Task requirements
Nothing but the exact text of the entries should appear in your answer; pictures stay out.

(Dataset rows for apps and sites)
_ _ _
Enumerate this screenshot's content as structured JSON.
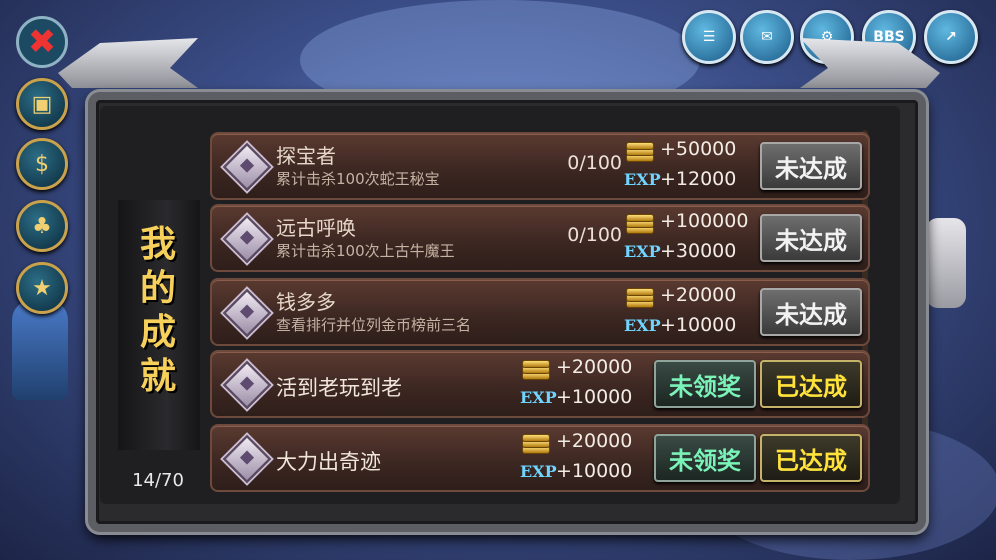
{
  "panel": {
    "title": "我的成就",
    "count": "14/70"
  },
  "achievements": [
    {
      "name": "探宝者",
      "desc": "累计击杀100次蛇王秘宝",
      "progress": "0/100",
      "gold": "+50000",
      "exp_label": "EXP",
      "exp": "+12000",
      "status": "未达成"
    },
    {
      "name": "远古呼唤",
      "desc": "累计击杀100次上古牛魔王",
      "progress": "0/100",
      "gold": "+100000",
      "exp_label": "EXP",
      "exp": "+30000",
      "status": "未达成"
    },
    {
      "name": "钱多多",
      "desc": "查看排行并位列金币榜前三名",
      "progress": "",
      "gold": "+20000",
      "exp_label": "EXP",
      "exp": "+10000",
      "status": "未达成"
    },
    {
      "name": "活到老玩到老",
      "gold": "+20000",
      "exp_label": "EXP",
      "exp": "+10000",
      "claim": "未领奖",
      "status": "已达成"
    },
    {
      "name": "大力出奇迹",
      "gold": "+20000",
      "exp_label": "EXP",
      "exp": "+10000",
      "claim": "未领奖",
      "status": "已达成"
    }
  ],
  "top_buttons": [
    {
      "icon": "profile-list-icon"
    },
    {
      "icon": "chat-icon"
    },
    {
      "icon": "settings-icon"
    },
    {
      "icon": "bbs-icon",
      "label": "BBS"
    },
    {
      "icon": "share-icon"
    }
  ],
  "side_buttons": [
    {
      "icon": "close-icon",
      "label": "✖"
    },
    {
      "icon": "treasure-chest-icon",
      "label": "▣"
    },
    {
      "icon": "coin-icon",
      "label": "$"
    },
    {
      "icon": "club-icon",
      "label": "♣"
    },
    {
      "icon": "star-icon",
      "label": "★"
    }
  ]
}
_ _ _
Output
Enumerate this screenshot's content as structured JSON.
{
  "panel": {
    "title": "我的成就",
    "count": "14/70"
  },
  "achievements": [
    {
      "name": "探宝者",
      "desc": "累计击杀100次蛇王秘宝",
      "progress": "0/100",
      "gold": "+50000",
      "exp_label": "EXP",
      "exp": "+12000",
      "status": "未达成"
    },
    {
      "name": "远古呼唤",
      "desc": "累计击杀100次上古牛魔王",
      "progress": "0/100",
      "gold": "+100000",
      "exp_label": "EXP",
      "exp": "+30000",
      "status": "未达成"
    },
    {
      "name": "钱多多",
      "desc": "查看排行并位列金币榜前三名",
      "progress": "",
      "gold": "+20000",
      "exp_label": "EXP",
      "exp": "+10000",
      "status": "未达成"
    },
    {
      "name": "活到老玩到老",
      "gold": "+20000",
      "exp_label": "EXP",
      "exp": "+10000",
      "claim": "未领奖",
      "status": "已达成"
    },
    {
      "name": "大力出奇迹",
      "gold": "+20000",
      "exp_label": "EXP",
      "exp": "+10000",
      "claim": "未领奖",
      "status": "已达成"
    }
  ],
  "top_buttons": [
    {
      "icon": "profile-list-icon"
    },
    {
      "icon": "chat-icon"
    },
    {
      "icon": "settings-icon"
    },
    {
      "icon": "bbs-icon",
      "label": "BBS"
    },
    {
      "icon": "share-icon"
    }
  ],
  "side_buttons": [
    {
      "icon": "close-icon",
      "label": "✖"
    },
    {
      "icon": "treasure-chest-icon",
      "label": "▣"
    },
    {
      "icon": "coin-icon",
      "label": "$"
    },
    {
      "icon": "club-icon",
      "label": "♣"
    },
    {
      "icon": "star-icon",
      "label": "★"
    }
  ]
}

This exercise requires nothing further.